|Wasabi shaped into a leaf along with Gari and a |
Maguro, the term used for White Tuna
Hamaci, the term for Yellowfin Tuna
Tai, the word used for snapper
Saba, the term used for Mackerel
Hotate, the word used for Scallop
Ebi, the term for Shrimp
Wasabi, spicy and aromatic Japanese plant which is served as a paste alongside of the sushi to be used in small amounts. Sometimes called Japanese Mustard or Horseradish
Gari, pickled ginger slices with a delicate pink color. While not used in the Sushi itself, the Gari is served as a palate cleanser between bites or plates
The rice used in making sushi is different then normal household varieties people are used to. Always choose a short or medium grain rice. Some people will have automatic rice cookers at home and if so then always use the device, simply put it will cook the rice correctly everytime. If you are making rice on the stove follow this simple recipe and instructions.
3 Cups Rice, uncooked short grain
3 1/4 Cups Water
8 Tbs Rice Vinegar
4 Tbs Sugar
1/2 tsp Salt
Stir the sugar and salt into the vinegar until sugar is completely dissolved
Place the rice in bowl and fill the bowl with cold water, mix gently with your hands. Drain and then repeat the process 2 to 3 times or until the water being poured over the rice becomes clear.

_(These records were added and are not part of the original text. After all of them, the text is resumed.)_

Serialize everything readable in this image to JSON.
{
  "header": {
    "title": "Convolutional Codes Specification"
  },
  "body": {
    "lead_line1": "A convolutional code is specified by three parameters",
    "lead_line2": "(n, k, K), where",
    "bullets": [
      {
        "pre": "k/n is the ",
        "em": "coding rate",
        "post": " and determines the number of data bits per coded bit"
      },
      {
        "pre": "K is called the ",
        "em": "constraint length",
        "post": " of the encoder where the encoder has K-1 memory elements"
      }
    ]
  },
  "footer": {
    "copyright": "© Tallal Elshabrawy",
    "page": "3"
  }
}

Leave the rice under cold running water for 2 minutes longer. Allow the rice to drain for 20 to 30 minutes. Transfer the rice and measured water into the sauce pan and let it stand for an additional 30 minutes. Bring the rice and water to a boil. Reduce the heat immediately and cover. Allow to simmer until all the water is absorbed. Remove from the heat and let it stand with the lid on to complete the cooking process, which is an additional 10 to 15 minutes. Spread the rice out in a flat bottomed non-metallic container.Using a spatula or wooden spoon slice through the rice to remove clumps. While slicing into the rice, turning gently, pour in the vingar mix. Turn rice occasionally for about 5 to 8 minutes. Allowing it to cool will add flavor and texture. To avoid drying out the rice while preparing Sushi, cover with a damp cloth.
|Just a few of the many Sushi|

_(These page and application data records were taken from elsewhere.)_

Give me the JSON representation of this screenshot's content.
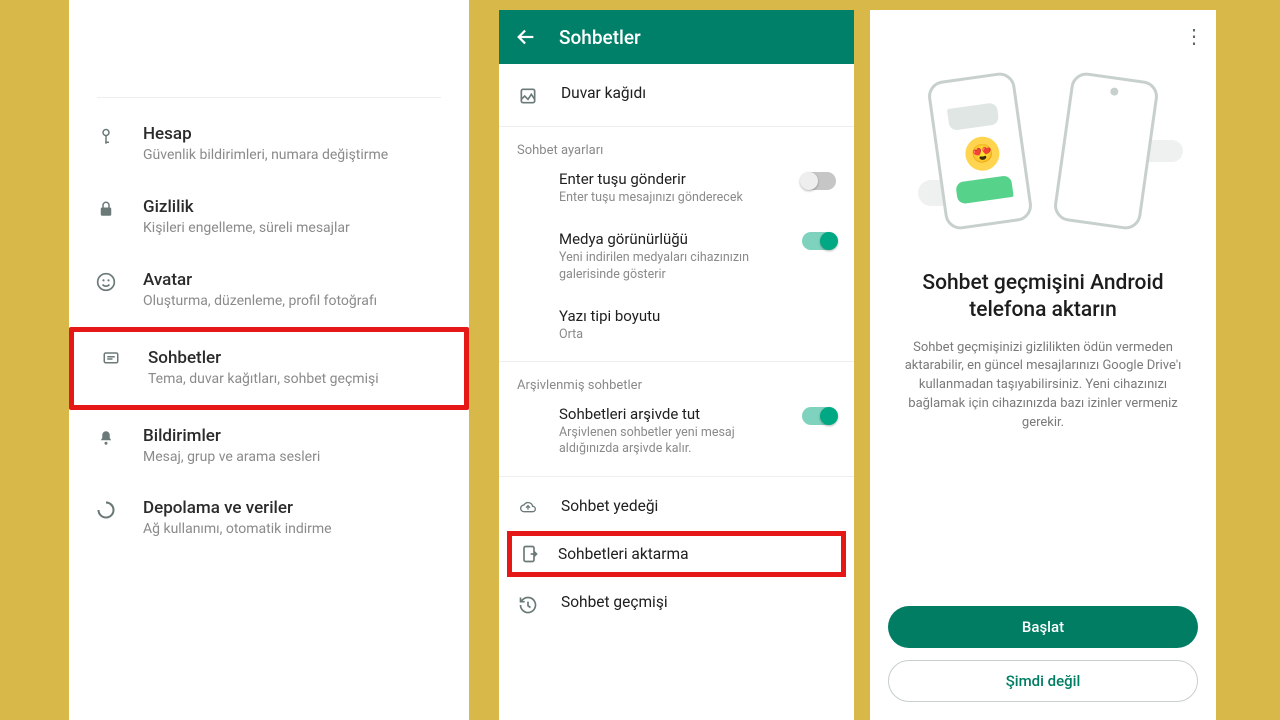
{
  "panel1": {
    "items": [
      {
        "title": "Hesap",
        "sub": "Güvenlik bildirimleri, numara değiştirme"
      },
      {
        "title": "Gizlilik",
        "sub": "Kişileri engelleme, süreli mesajlar"
      },
      {
        "title": "Avatar",
        "sub": "Oluşturma, düzenleme, profil fotoğrafı"
      },
      {
        "title": "Sohbetler",
        "sub": "Tema, duvar kağıtları, sohbet geçmişi"
      },
      {
        "title": "Bildirimler",
        "sub": "Mesaj, grup ve arama sesleri"
      },
      {
        "title": "Depolama ve veriler",
        "sub": "Ağ kullanımı, otomatik indirme"
      }
    ]
  },
  "panel2": {
    "title": "Sohbetler",
    "wallpaper": "Duvar kağıdı",
    "section_chat": "Sohbet ayarları",
    "enter": {
      "title": "Enter tuşu gönderir",
      "sub": "Enter tuşu mesajınızı gönderecek"
    },
    "media": {
      "title": "Medya görünürlüğü",
      "sub": "Yeni indirilen medyaları cihazınızın galerisinde gösterir"
    },
    "font": {
      "title": "Yazı tipi boyutu",
      "sub": "Orta"
    },
    "section_archive": "Arşivlenmiş sohbetler",
    "archive": {
      "title": "Sohbetleri arşivde tut",
      "sub": "Arşivlenen sohbetler yeni mesaj aldığınızda arşivde kalır."
    },
    "backup": "Sohbet yedeği",
    "transfer": "Sohbetleri aktarma",
    "history": "Sohbet geçmişi"
  },
  "panel3": {
    "heading": "Sohbet geçmişini Android telefona aktarın",
    "desc": "Sohbet geçmişinizi gizlilikten ödün vermeden aktarabilir, en güncel mesajlarınızı Google Drive'ı kullanmadan taşıyabilirsiniz. Yeni cihazınızı bağlamak için cihazınızda bazı izinler vermeniz gerekir.",
    "start": "Başlat",
    "not_now": "Şimdi değil"
  }
}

making tools available
Mixing Bowls, if you can get non-metal bowls with lids, that would be perfect. A few varying sizes would also help with the preparation of sides, sauces and rice production.
Knives, in order to cut the items as thin as possible when making Sushi you will need a very sharp knife. A long non-serrated blade is fantastic for not only cutting the ingredients, but also for cutting the sushi once it is rolled.
Cutting Board, this should be at least double the size of your bamboo mat. It allows a work surface for chopping and slicing as well as a level surface for rolling the Sushi.
Rice-Cooling Tub, also known as a Hangiri. This tub, typically made of cypress wood has low sides and is designed specifically to cool Sushi rice.
So now that we know the terms that are used for Sushi, know a few of the ingredients for making Sushi and finally the tools used...it's time to get our Makisu out and have some fun!! Which is going to have to wait until the next entry of the Sushi series coming out early next week. When I started this article I was unsure of just how big it was going to turn out. Rather than trying to force it all into one reading, I decided to break it down over a pair. Enjoy what I have so far and get ready for next week when we get to rolling!!